According to a new white paper from the security intelligence firm Recorded Future, a group of China-based threat actors dubbed “RedEcho” injected 10 Indian power sector organisations and a pair of Indian seaport operators with malware. This was the probable cause of a massive power outage in Mumbai back in October. It seems that the outage was only caused by a small subset of malware, with most never activated by the operators. The malware appears to have been injected in May 2020 during a border standoff between India and China.

(The Register)

Thanks to our episode sponsor, TrustMAPP

First it was GDRP in the EU, then California’s CCPA. Now Virginia is set to pass its own Consumer Data Protection Act. Are you ready? Get ready with TrustMAPP.

Google Voice outage blamed on certificates

An incident report from Google said a Google Voice outage last month was caused by expired TLS certificates. The outage seemingly impacted a majority of Voice users for over four hours between February 15th and February 16th. Google uses TLS certificates to encrypt all traffic, which are regularly rotated to keep connections secure. The active certificate in that rotation inadvertently expired, resulting in users unable to make new connections, although existing ones were unaffected. Google said its working on updated notifications and automation to ensure an active certificate won’t expire again. 

(Bleeping Computer)

New iOS jailbreak released

The Unc0ver team released its latest iOS jailbreak, which is effective against Apple devices running iOS 11 through iOS 14.3, which Apple released this past December.

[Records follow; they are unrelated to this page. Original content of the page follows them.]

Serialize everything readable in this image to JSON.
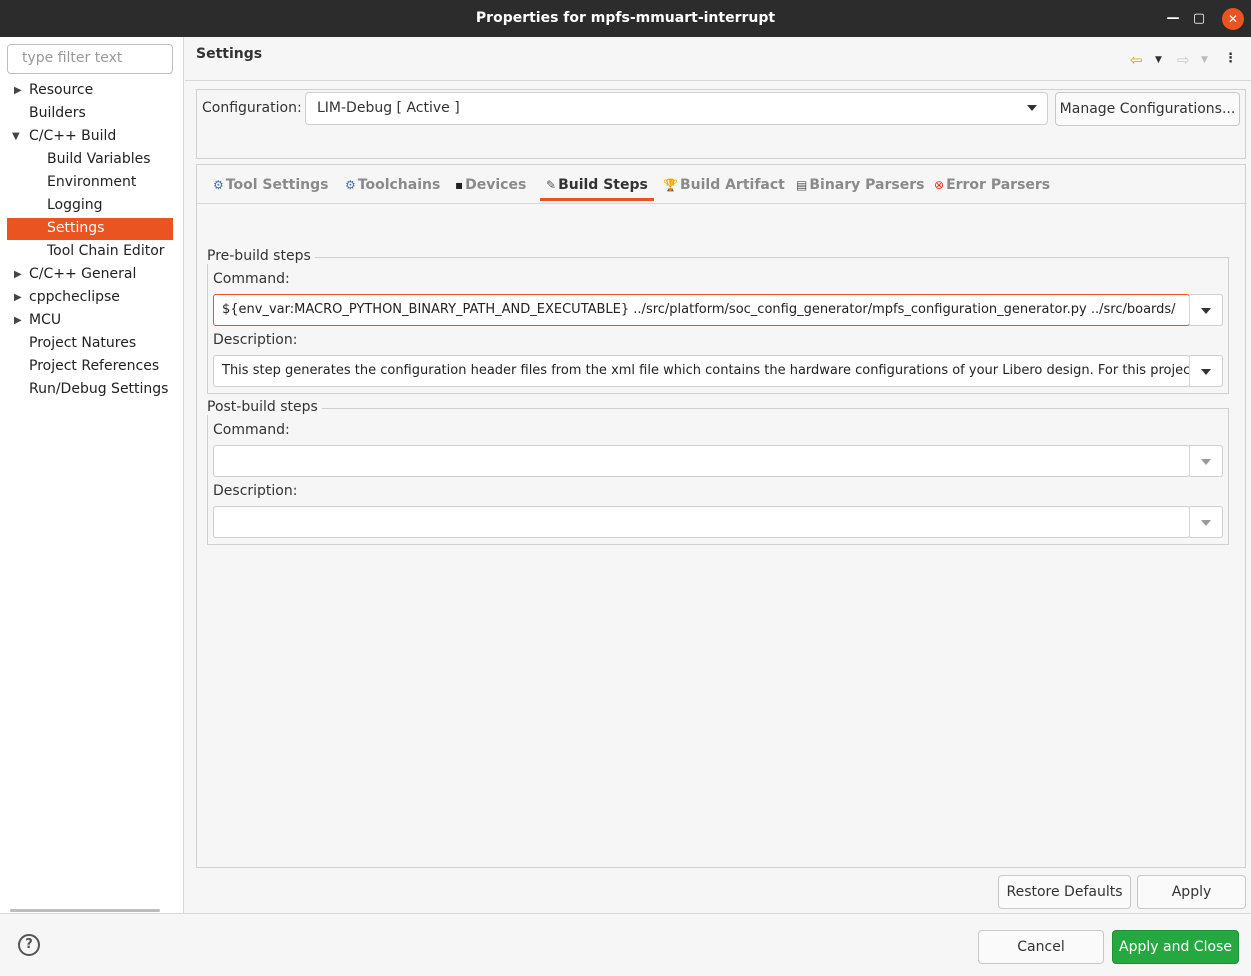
{
  "window": {
    "title": "Properties for mpfs-mmuart-interrupt",
    "min_icon": "minimize-icon",
    "max_icon": "maximize-icon",
    "close_icon": "close-icon"
  },
  "sidebar": {
    "filter_placeholder": "type filter text",
    "items": [
      {
        "label": "Resource",
        "expander": "▶"
      },
      {
        "label": "Builders",
        "expander": ""
      },
      {
        "label": "C/C++ Build",
        "expander": "▼"
      },
      {
        "label": "Build Variables",
        "expander": ""
      },
      {
        "label": "Environment",
        "expander": ""
      },
      {
        "label": "Logging",
        "expander": ""
      },
      {
        "label": "Settings",
        "expander": ""
      },
      {
        "label": "Tool Chain Editor",
        "expander": ""
      },
      {
        "label": "C/C++ General",
        "expander": "▶"
      },
      {
        "label": "cppcheclipse",
        "expander": "▶"
      },
      {
        "label": "MCU",
        "expander": "▶"
      },
      {
        "label": "Project Natures",
        "expander": ""
      },
      {
        "label": "Project References",
        "expander": ""
      },
      {
        "label": "Run/Debug Settings",
        "expander": ""
      }
    ],
    "selected": "Settings"
  },
  "header": {
    "title": "Settings"
  },
  "config": {
    "label": "Configuration:",
    "value": "LIM-Debug  [ Active ]",
    "manage_button": "Manage Configurations..."
  },
  "tabs": [
    {
      "label": "Tool Settings",
      "icon": "⚙"
    },
    {
      "label": "Toolchains",
      "icon": "⚙"
    },
    {
      "label": "Devices",
      "icon": "▪"
    },
    {
      "label": "Build Steps",
      "icon": "✎"
    },
    {
      "label": "Build Artifact",
      "icon": "🏆"
    },
    {
      "label": "Binary Parsers",
      "icon": "▤"
    },
    {
      "label": "Error Parsers",
      "icon": "⊗"
    }
  ],
  "active_tab": "Build Steps",
  "prebuild": {
    "title": "Pre-build steps",
    "command_label": "Command:",
    "command_value": "${env_var:MACRO_PYTHON_BINARY_PATH_AND_EXECUTABLE} ../src/platform/soc_config_generator/mpfs_configuration_generator.py ../src/boards/",
    "description_label": "Description:",
    "description_value": "This step generates the configuration header files from the xml file which contains the hardware configurations of your Libero design. For this project"
  },
  "postbuild": {
    "title": "Post-build steps",
    "command_label": "Command:",
    "command_value": "",
    "description_label": "Description:",
    "description_value": ""
  },
  "buttons": {
    "restore_defaults": "Restore Defaults",
    "apply": "Apply",
    "cancel": "Cancel",
    "apply_and_close": "Apply and Close",
    "help": "?"
  },
  "colors": {
    "accent": "#e95420",
    "primary_button": "#26a841",
    "titlebar": "#2c2c2c"
  }
}
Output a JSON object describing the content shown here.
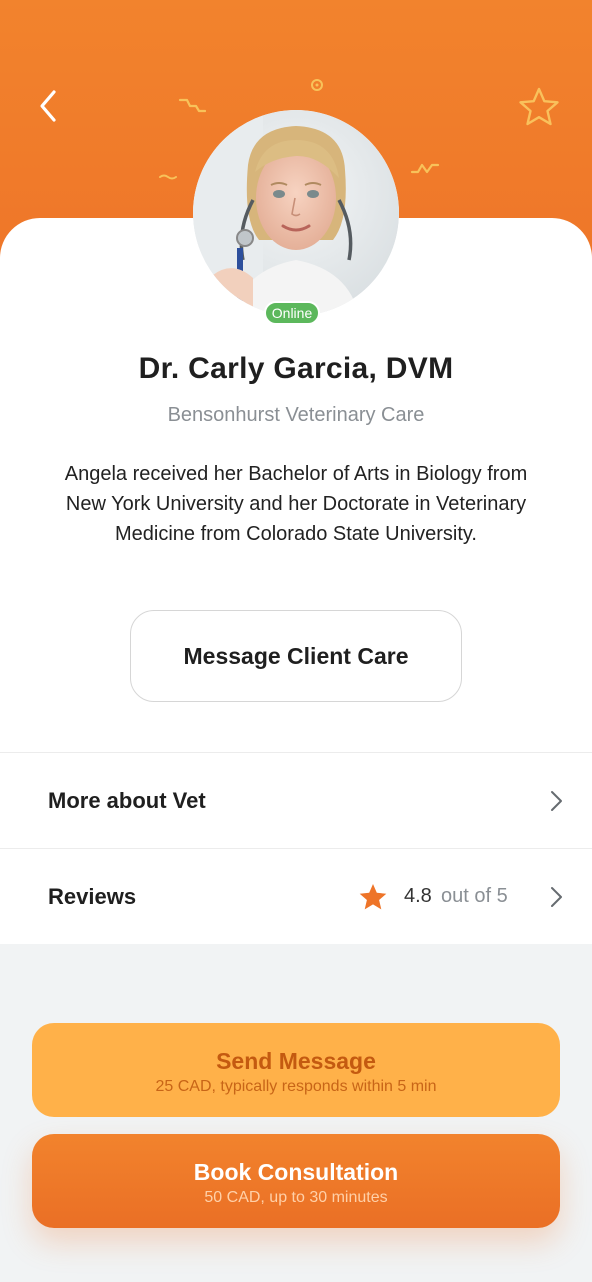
{
  "colors": {
    "accent": "#EE7428",
    "online": "#5CB85C",
    "send_button": "#FFB149"
  },
  "header": {
    "back_icon": "chevron-left-icon",
    "favorite_icon": "star-outline-icon"
  },
  "profile": {
    "status": "Online",
    "name": "Dr. Carly Garcia, DVM",
    "clinic": "Bensonhurst Veterinary Care",
    "bio": "Angela received her Bachelor of Arts in Biology from New York University and her Doctorate in Veterinary Medicine from Colorado State University.",
    "message_button": "Message Client Care"
  },
  "menu": {
    "more_about": "More about Vet",
    "reviews": "Reviews",
    "rating_value": "4.8",
    "rating_suffix": "out of 5",
    "rating": 4.8
  },
  "actions": {
    "send": {
      "title": "Send Message",
      "subtitle": "25 CAD, typically responds within 5 min"
    },
    "book": {
      "title": "Book Consultation",
      "subtitle": "50 CAD, up to 30 minutes"
    }
  }
}
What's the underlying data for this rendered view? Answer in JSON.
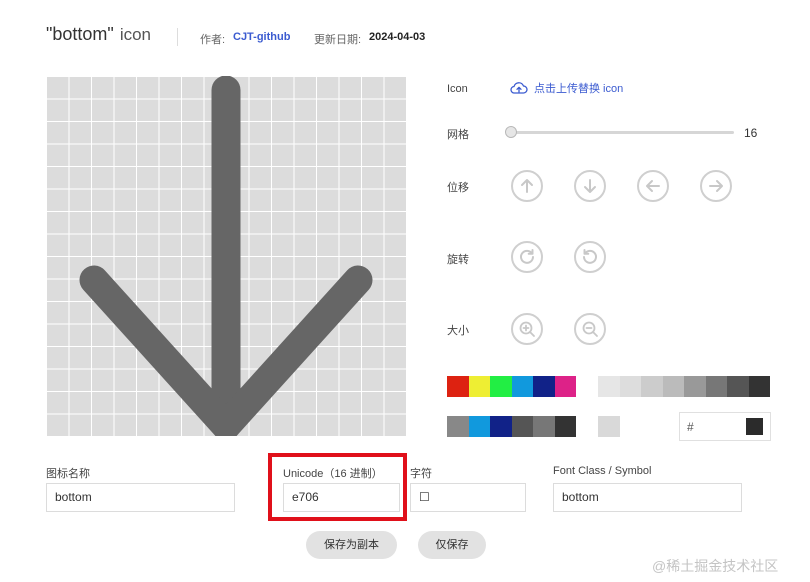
{
  "header": {
    "title": "\"bottom\"",
    "title_suffix": "icon",
    "author_label": "作者:",
    "author": "CJT-github",
    "date_label": "更新日期:",
    "date": "2024-04-03"
  },
  "controls": {
    "icon_label": "Icon",
    "upload_label": "点击上传替换 icon",
    "grid_label": "网格",
    "grid_value": "16",
    "position_label": "位移",
    "rotate_label": "旋转",
    "size_label": "大小"
  },
  "palette": {
    "colors_row1": [
      "#dd2211",
      "#eeee33",
      "#22ee44",
      "#1199dd",
      "#112288",
      "#dd2288"
    ],
    "grays_row1": [
      "#e6e6e6",
      "#dddddd",
      "#cccccc",
      "#bbbbbb",
      "#999999",
      "#777777",
      "#555555",
      "#333333"
    ],
    "colors_row2": [
      "#888888",
      "#1199dd",
      "#112288",
      "#555555",
      "#777777",
      "#333333"
    ],
    "single_swatch": "#d9d9d9",
    "hex_prefix": "#",
    "current_color": "#2b2b2b"
  },
  "fields": {
    "name_label": "图标名称",
    "name_value": "bottom",
    "unicode_label": "Unicode（16 进制）",
    "unicode_value": "e706",
    "char_label": "字符",
    "char_value": "☐",
    "fontclass_label": "Font Class / Symbol",
    "fontclass_value": "bottom"
  },
  "actions": {
    "save_copy": "保存为副本",
    "save_only": "仅保存"
  },
  "icon_color": "#666666",
  "watermark": "@稀土掘金技术社区"
}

The team utilized a kernel exploit that Apple previously identified as possibly being under active exploitation to achieve the jailbreak. iOS 14.4 patched the kernel flaw and made the jail break ineffective. Unc0ver’s previous jailbreak was effective through iOS 13.5, with Apple releasing patches against it in a matter of days. 

(TechCrunch)

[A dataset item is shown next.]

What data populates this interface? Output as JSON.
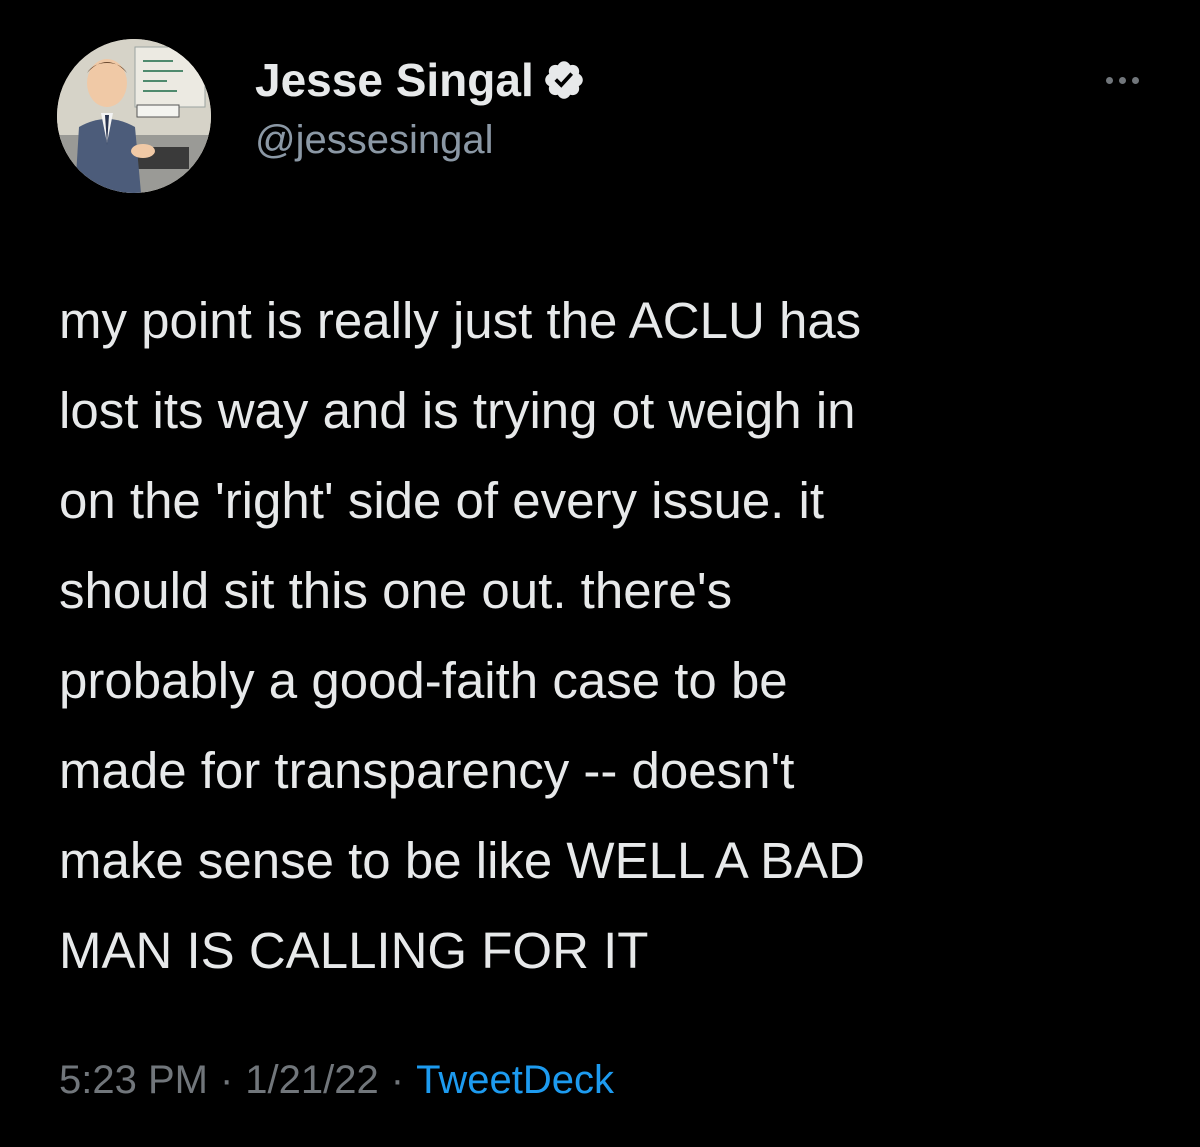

Phone scammers are simulating cyberattacks

A combination of updated phone carrier protocols and a global pandemic put a temporary lull on robocalls and phone scams. However, according to Connecticut Attorney General William Tong, his office is increasingly seeing phone scams tied to circumventing two-factor authentication. Robocalls peaked in October 2019 with 5.7 billion in the month, before going down to 2.9 billion in April 2020, and averaging between 3 and 4 billion the rest of the year. Classic robocall scams claiming to be from Microsoft Windows support still exist, but increasingly attackers are using text messages to pose as banks inquiring about fraudulent transactions, ultimately attempting to gain access to accounts. Telephonic denial of service attacks have also seen a rise, with attackers calling a victim nonstop from a variety of numbers until a ransom is paid. While protocols like STIR/SHAKEN have tamped down on some robocalls, malicious actors are increasingly finding creative ways that emulate cyberattacks to scam victims. 

(CyberScoop)

Scientists develop random number generating laser

Researchers from Nanyang Technological University, Singapore, Yale University, and Trinity College Dublin developed a 1 millimeter long laser that can generate 250 terabytes of random bits per second, more than 100 times faster than computer-based RNGs. It can also create many bitstreams simultaneously. The light bounces between mirrors interfering with itself and creating intensity fluctuations at 254 spots every trillionth of a second. The researchers hope to incorporate the laser and camera tracking system into a chip for directly feeding the results into a computer, with cryptography one of the obvious applications. 

(Engadget)


Rich Stroffolino is a podcaster, editor and writer based out of Cleveland, Ohio. He's spent the past five years creating media for technology enthusiasts and IT practitioners. He dreams of someday writing the oral history of Transmeta.